Global Report on Results
NCA’s Global Report on Results 2015 is the final annual report on results from NCA’s international programmes under the organisation’s Global Strategy 2011-2015.
It showcases results from all NCA activities regardless of the funding source, and provides a comprehensive picture of what we have achieved during the year. The report also presents key financial figures and results, including NCA’s Selected Output Indicators, from the whole strategic period.
The Norwegian Agency for Development Cooperation (Norad) remains NCA’s single largest donor granting NCA about NOK 296 million in 2015, including funds secured through the cooperation agreement QZA-10/0953. Grants from the Norwegian Ministry of Foreign Affairs (MFA) and the Royal Norwegian Embassies totalled around NOK 259 million in 2015 and were NCA’s second largest funding source. An additional NOK 214 million was raised in Norway through fundraising initiatives including private monthly donations; congregations; businesses; and the annual NCA Lenten Campaign and Fundraiser. The remainder of NCA’s 2015 income came from ACT Alliance members and their back donors such as the Department for International Development (DFID, UK) and agreements signed with global institutional donors such as UN OCHA, EuropeAid and the Dutch Ministry of Foreign Affairs. In 2015, NCA spent a net sum of NOK 884 million on international cooperation including related work in Norway (See Chapter 1.3 for more details). NCA extends its thanks to all those who have contributed to making its important work possible.
At the end of 2015, NCA was engaged in 21 focus countries applying an integrated approach combining long-term development, advocacy and emergency preparedness and response. In other countries, NCA also provided limited but strategic support in the form of humanitarian action or long-term development.
In 2016 NCA will embark on the first year of a new Global Strategy - Faith in Action.

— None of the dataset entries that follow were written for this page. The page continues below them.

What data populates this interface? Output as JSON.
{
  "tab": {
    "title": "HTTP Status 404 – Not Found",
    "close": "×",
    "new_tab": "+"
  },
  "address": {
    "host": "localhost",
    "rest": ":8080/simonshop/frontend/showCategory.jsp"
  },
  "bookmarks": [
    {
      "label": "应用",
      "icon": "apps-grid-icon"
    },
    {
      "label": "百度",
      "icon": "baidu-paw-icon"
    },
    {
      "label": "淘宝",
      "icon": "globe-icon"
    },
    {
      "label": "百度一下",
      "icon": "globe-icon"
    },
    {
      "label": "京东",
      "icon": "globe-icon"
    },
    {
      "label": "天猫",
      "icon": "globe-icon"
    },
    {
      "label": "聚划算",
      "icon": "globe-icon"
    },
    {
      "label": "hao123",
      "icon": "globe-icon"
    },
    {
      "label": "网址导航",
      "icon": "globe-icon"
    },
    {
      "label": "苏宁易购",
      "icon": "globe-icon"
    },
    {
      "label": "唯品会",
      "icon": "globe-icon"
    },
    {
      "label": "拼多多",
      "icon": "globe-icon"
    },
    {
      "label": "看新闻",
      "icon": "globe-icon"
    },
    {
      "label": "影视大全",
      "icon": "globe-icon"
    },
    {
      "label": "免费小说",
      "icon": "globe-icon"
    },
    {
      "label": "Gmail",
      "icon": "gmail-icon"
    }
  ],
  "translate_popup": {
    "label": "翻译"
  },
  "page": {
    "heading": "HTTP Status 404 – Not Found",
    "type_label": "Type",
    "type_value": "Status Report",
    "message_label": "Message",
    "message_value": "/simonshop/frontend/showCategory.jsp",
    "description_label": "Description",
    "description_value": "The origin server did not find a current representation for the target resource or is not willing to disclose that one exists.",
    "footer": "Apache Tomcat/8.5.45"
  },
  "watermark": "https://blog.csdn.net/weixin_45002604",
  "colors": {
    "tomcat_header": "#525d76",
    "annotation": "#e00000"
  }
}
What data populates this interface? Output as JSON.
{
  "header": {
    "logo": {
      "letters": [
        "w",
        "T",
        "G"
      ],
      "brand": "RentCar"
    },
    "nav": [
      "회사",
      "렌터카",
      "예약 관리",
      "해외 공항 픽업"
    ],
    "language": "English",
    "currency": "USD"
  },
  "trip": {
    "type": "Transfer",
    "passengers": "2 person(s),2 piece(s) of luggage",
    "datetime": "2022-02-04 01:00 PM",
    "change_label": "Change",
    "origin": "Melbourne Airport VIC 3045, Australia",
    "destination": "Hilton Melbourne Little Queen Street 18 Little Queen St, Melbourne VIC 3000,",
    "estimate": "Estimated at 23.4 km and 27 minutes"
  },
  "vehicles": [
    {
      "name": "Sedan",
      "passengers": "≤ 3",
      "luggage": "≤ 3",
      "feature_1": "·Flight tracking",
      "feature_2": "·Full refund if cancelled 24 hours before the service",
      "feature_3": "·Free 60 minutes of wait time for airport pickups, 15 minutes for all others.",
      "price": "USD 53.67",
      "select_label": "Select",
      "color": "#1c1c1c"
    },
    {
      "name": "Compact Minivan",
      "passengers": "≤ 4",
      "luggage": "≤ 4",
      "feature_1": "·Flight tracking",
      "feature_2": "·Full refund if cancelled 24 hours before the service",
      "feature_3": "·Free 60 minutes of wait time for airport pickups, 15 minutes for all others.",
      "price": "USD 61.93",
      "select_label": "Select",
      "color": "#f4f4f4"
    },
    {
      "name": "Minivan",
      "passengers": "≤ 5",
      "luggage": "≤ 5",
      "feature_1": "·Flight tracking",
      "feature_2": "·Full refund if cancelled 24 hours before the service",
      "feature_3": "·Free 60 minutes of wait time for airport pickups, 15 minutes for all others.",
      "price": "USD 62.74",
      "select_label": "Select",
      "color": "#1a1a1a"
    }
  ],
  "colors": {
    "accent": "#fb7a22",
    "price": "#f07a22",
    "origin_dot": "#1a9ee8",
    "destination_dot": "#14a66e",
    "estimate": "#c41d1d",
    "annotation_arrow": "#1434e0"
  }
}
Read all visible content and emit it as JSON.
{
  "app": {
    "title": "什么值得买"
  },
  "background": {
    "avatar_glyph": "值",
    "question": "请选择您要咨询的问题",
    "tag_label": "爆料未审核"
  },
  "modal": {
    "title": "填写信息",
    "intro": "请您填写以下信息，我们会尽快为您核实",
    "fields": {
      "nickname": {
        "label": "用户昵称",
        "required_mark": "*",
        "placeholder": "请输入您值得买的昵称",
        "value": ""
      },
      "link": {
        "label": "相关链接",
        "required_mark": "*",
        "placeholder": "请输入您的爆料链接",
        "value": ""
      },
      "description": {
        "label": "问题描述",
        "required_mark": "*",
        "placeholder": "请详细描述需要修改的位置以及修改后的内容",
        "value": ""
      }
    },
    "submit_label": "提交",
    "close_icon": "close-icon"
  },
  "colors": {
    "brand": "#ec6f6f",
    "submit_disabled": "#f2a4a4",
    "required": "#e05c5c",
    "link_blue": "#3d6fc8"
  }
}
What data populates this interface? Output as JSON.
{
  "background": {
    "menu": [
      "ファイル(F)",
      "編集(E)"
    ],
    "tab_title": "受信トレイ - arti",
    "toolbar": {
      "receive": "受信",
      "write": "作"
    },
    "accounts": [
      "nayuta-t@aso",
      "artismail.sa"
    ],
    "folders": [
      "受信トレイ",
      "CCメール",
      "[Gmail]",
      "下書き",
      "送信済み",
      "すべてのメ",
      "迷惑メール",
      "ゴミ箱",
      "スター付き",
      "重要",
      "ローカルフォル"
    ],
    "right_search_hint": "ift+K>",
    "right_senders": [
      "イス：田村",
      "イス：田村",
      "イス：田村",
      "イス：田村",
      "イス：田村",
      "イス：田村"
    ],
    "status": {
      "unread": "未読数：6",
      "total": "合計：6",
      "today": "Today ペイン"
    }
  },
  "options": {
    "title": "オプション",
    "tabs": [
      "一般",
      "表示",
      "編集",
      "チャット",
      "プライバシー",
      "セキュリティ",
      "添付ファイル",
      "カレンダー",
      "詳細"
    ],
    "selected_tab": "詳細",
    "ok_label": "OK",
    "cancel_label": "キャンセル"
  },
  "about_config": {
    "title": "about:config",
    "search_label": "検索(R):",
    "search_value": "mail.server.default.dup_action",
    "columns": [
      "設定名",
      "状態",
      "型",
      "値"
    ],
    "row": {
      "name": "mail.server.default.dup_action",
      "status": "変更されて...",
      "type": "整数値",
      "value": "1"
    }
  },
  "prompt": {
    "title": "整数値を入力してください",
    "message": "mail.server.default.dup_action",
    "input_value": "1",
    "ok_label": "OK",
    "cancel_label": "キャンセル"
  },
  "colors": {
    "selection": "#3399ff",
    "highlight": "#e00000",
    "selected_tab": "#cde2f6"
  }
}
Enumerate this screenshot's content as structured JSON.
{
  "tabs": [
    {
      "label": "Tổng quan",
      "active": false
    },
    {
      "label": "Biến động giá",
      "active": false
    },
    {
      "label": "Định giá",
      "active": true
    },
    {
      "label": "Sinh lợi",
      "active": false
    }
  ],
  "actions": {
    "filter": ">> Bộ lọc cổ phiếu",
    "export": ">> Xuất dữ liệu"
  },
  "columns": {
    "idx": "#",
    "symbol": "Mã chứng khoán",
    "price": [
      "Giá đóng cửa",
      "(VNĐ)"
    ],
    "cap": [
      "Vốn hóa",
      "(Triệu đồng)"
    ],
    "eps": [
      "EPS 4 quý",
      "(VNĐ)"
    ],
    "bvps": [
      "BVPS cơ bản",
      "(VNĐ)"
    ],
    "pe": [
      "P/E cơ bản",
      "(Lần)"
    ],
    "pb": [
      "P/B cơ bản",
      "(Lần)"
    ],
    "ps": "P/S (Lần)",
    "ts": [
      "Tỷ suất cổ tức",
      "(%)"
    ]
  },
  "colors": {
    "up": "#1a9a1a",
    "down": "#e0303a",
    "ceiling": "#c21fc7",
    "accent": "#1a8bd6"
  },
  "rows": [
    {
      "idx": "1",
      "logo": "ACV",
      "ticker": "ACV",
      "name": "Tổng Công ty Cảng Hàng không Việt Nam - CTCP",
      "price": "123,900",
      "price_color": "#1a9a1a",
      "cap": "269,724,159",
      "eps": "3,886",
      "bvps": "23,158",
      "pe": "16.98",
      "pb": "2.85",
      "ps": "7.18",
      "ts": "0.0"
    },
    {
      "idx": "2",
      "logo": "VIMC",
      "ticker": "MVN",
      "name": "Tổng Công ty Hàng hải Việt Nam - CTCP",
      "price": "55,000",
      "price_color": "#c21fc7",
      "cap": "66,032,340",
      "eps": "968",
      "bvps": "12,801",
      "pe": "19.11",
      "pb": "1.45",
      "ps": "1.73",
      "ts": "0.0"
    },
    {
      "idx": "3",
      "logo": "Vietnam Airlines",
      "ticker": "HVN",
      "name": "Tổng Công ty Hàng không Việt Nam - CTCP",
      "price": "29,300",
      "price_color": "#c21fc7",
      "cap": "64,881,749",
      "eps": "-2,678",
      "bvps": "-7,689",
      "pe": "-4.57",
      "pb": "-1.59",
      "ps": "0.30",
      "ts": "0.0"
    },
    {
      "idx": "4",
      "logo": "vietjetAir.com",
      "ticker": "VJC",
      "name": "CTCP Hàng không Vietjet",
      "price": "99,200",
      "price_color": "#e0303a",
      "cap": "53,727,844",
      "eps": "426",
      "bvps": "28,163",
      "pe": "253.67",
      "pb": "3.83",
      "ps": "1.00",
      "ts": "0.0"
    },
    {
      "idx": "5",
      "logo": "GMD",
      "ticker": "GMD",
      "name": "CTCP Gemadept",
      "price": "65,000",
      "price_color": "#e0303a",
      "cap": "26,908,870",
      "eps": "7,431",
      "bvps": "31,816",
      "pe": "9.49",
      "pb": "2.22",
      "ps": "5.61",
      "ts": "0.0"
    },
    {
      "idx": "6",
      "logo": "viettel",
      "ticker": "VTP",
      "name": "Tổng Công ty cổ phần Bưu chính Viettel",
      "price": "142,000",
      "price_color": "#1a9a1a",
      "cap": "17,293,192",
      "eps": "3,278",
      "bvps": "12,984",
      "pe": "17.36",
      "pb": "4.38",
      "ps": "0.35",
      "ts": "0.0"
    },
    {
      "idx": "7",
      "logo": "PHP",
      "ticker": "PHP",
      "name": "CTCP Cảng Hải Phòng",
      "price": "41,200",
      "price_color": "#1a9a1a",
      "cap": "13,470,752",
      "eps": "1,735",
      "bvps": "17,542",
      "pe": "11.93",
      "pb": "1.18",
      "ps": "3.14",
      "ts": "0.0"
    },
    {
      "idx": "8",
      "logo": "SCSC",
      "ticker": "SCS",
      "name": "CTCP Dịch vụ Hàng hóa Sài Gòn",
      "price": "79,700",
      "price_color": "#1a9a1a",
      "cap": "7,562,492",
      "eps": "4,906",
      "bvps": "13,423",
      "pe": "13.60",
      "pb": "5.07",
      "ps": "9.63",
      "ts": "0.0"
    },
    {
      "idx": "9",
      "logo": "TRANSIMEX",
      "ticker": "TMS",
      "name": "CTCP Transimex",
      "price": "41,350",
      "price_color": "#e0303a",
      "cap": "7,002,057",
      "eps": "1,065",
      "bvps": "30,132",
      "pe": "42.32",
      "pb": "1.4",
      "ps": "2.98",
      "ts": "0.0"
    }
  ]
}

The document commits NCA to continue delivering high quality and cost effective programming by focusing on a smaller number of global programmes and engaging in fewer countries. As part of this, NCA’s programme office in Thailand was officially closed in 2015 whilst exit processes were initiated for country programmes in Vietnam, Laos, Kenya and Brazil along with components of the regional programme in Southern Africa. Regional programmes will be managed from the Kenya and South Africa offices following the phase-out of the main operations.
This report showcases our results from different perspectives. Chapter one presents some highlights from what NCA has achieved in 2015 in collaboration with faith-based actors, along with results in mobilising resources, including diversifying the funding base. Chapter two focuses on results stemming from NCA’s presence around the globe, whilst chapter three comprises the bulk of the report summarising results from NCA’s global programmes. Chapter four presents a selection of achievements from NCA’s humanitarian response, while chapter five shows results from NCA’s advocacy work for global justice. Chapter six presents highlights from NCA and partner organisations’ learning and development in 2015 within areas such as accountability, anti-corruption and evaluation practice. In chapter seven we look forward, introducing NCA’s new strategy and programme plan. We reflect on how NCA and faithbased partners together foster an agenda for social change, documented in NCA’s 15 years commitment to working with religious leaders and faith communities to change attitudes related to people living with HIV and AIDS (PLWHA) and later sexual minorities.
Results from NCA’s commitment to mobilise and develop the capacity of civil society are presented throughout the report, as well as NCA’s responsiveness to the rights of indigenous peoples – this final category of results is marked with a symbol for easy identification.